[Entries from a dataset of interfaces]
________
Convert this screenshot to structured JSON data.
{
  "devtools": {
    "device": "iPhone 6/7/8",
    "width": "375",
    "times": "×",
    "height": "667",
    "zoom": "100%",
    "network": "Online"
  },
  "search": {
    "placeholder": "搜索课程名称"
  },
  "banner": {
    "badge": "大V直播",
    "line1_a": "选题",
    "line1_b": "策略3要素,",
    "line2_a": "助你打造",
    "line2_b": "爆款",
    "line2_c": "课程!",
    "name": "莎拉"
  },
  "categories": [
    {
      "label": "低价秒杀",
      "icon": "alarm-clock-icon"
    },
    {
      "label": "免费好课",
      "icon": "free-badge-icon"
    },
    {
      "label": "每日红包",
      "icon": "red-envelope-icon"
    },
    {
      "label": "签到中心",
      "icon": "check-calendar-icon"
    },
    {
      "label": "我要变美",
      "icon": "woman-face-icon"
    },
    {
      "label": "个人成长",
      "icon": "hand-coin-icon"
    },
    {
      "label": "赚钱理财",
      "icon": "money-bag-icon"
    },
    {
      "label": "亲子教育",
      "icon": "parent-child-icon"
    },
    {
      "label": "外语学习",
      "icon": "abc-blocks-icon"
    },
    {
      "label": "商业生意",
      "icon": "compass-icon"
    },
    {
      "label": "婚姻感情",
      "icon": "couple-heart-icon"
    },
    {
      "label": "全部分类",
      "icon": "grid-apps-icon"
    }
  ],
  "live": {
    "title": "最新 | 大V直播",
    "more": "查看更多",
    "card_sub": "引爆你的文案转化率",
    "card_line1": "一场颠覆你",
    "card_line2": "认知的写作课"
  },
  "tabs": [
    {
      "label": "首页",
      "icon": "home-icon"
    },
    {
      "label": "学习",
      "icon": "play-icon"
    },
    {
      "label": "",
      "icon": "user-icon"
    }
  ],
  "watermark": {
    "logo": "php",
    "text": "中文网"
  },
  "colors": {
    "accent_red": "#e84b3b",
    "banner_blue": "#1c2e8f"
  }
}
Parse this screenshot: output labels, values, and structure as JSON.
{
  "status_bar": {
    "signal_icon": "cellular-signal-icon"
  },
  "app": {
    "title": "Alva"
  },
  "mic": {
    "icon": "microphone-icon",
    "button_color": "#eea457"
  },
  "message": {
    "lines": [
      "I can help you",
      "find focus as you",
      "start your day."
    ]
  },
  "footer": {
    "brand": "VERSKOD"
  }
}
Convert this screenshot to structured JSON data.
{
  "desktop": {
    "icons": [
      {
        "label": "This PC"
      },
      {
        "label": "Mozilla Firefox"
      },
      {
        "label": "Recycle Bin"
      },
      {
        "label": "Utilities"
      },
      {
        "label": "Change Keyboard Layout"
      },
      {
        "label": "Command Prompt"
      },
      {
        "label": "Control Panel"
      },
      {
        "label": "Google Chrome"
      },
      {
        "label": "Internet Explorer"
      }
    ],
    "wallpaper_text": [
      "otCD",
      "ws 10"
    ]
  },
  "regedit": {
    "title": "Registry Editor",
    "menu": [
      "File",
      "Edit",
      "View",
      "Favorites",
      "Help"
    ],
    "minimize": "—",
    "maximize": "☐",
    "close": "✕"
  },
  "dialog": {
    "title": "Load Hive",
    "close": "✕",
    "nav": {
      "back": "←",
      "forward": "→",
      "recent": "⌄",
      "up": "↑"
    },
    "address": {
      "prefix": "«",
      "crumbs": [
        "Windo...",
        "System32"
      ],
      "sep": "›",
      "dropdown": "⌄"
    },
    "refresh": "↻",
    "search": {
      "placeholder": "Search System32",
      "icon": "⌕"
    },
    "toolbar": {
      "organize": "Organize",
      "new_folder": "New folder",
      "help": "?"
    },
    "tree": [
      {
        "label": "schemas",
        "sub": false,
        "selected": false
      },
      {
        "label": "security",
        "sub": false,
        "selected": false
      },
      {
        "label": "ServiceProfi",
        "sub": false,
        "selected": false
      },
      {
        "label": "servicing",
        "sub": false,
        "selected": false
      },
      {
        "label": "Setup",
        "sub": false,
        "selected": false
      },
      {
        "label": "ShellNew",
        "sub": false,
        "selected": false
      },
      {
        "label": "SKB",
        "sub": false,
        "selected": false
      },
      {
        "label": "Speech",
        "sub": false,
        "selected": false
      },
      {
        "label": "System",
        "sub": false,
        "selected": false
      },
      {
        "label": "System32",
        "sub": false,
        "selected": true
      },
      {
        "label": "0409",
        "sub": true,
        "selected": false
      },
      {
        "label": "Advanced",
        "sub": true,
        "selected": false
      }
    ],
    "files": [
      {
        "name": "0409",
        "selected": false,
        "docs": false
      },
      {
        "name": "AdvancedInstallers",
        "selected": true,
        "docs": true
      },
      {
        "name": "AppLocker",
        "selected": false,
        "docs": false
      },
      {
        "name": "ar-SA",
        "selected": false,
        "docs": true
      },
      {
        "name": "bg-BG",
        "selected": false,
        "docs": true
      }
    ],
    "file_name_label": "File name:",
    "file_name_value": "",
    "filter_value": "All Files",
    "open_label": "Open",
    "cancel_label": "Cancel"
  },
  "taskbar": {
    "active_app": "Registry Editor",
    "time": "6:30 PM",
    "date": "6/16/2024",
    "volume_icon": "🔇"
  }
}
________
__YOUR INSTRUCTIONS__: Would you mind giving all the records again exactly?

__SOLUTION__:
Convert this screenshot to structured JSON data.
{
  "devtools": {
    "device": "iPhone 6/7/8",
    "width": "375",
    "times": "×",
    "height": "667",
    "zoom": "100%",
    "network": "Online"
  },
  "search": {
    "placeholder": "搜索课程名称"
  },
  "banner": {
    "badge": "大V直播",
    "line1_a": "选题",
    "line1_b": "策略3要素,",
    "line2_a": "助你打造",
    "line2_b": "爆款",
    "line2_c": "课程!",
    "name": "莎拉"
  },
  "categories": [
    {
      "label": "低价秒杀",
      "icon": "alarm-clock-icon"
    },
    {
      "label": "免费好课",
      "icon": "free-badge-icon"
    },
    {
      "label": "每日红包",
      "icon": "red-envelope-icon"
    },
    {
      "label": "签到中心",
      "icon": "check-calendar-icon"
    },
    {
      "label": "我要变美",
      "icon": "woman-face-icon"
    },
    {
      "label": "个人成长",
      "icon": "hand-coin-icon"
    },
    {
      "label": "赚钱理财",
      "icon": "money-bag-icon"
    },
    {
      "label": "亲子教育",
      "icon": "parent-child-icon"
    },
    {
      "label": "外语学习",
      "icon": "abc-blocks-icon"
    },
    {
      "label": "商业生意",
      "icon": "compass-icon"
    },
    {
      "label": "婚姻感情",
      "icon": "couple-heart-icon"
    },
    {
      "label": "全部分类",
      "icon": "grid-apps-icon"
    }
  ],
  "live": {
    "title": "最新 | 大V直播",
    "more": "查看更多",
    "card_sub": "引爆你的文案转化率",
    "card_line1": "一场颠覆你",
    "card_line2": "认知的写作课"
  },
  "tabs": [
    {
      "label": "首页",
      "icon": "home-icon"
    },
    {
      "label": "学习",
      "icon": "play-icon"
    },
    {
      "label": "",
      "icon": "user-icon"
    }
  ],
  "watermark": {
    "logo": "php",
    "text": "中文网"
  },
  "colors": {
    "accent_red": "#e84b3b",
    "banner_blue": "#1c2e8f"
  }
}
Parse this screenshot: output labels, values, and structure as JSON.
{
  "status_bar": {
    "signal_icon": "cellular-signal-icon"
  },
  "app": {
    "title": "Alva"
  },
  "mic": {
    "icon": "microphone-icon",
    "button_color": "#eea457"
  },
  "message": {
    "lines": [
      "I can help you",
      "find focus as you",
      "start your day."
    ]
  },
  "footer": {
    "brand": "VERSKOD"
  }
}
Convert this screenshot to structured JSON data.
{
  "desktop": {
    "icons": [
      {
        "label": "This PC"
      },
      {
        "label": "Mozilla Firefox"
      },
      {
        "label": "Recycle Bin"
      },
      {
        "label": "Utilities"
      },
      {
        "label": "Change Keyboard Layout"
      },
      {
        "label": "Command Prompt"
      },
      {
        "label": "Control Panel"
      },
      {
        "label": "Google Chrome"
      },
      {
        "label": "Internet Explorer"
      }
    ],
    "wallpaper_text": [
      "otCD",
      "ws 10"
    ]
  },
  "regedit": {
    "title": "Registry Editor",
    "menu": [
      "File",
      "Edit",
      "View",
      "Favorites",
      "Help"
    ],
    "minimize": "—",
    "maximize": "☐",
    "close": "✕"
  },
  "dialog": {
    "title": "Load Hive",
    "close": "✕",
    "nav": {
      "back": "←",
      "forward": "→",
      "recent": "⌄",
      "up": "↑"
    },
    "address": {
      "prefix": "«",
      "crumbs": [
        "Windo...",
        "System32"
      ],
      "sep": "›",
      "dropdown": "⌄"
    },
    "refresh": "↻",
    "search": {
      "placeholder": "Search System32",
      "icon": "⌕"
    },
    "toolbar": {
      "organize": "Organize",
      "new_folder": "New folder",
      "help": "?"
    },
    "tree": [
      {
        "label": "schemas",
        "sub": false,
        "selected": false
      },
      {
        "label": "security",
        "sub": false,
        "selected": false
      },
      {
        "label": "ServiceProfi",
        "sub": false,
        "selected": false
      },
      {
        "label": "servicing",
        "sub": false,
        "selected": false
      },
      {
        "label": "Setup",
        "sub": false,
        "selected": false
      },
      {
        "label": "ShellNew",
        "sub": false,
        "selected": false
      },
      {
        "label": "SKB",
        "sub": false,
        "selected": false
      },
      {
        "label": "Speech",
        "sub": false,
        "selected": false
      },
      {
        "label": "System",
        "sub": false,
        "selected": false
      },
      {
        "label": "System32",
        "sub": false,
        "selected": true
      },
      {
        "label": "0409",
        "sub": true,
        "selected": false
      },
      {
        "label": "Advanced",
        "sub": true,
        "selected": false
      }
    ],
    "files": [
      {
        "name": "0409",
        "selected": false,
        "docs": false
      },
      {
        "name": "AdvancedInstallers",
        "selected": true,
        "docs": true
      },
      {
        "name": "AppLocker",
        "selected": false,
        "docs": false
      },
      {
        "name": "ar-SA",
        "selected": false,
        "docs": true
      },
      {
        "name": "bg-BG",
        "selected": false,
        "docs": true
      }
    ],
    "file_name_label": "File name:",
    "file_name_value": "",
    "filter_value": "All Files",
    "open_label": "Open",
    "cancel_label": "Cancel"
  },
  "taskbar": {
    "active_app": "Registry Editor",
    "time": "6:30 PM",
    "date": "6/16/2024",
    "volume_icon": "🔇"
  }
}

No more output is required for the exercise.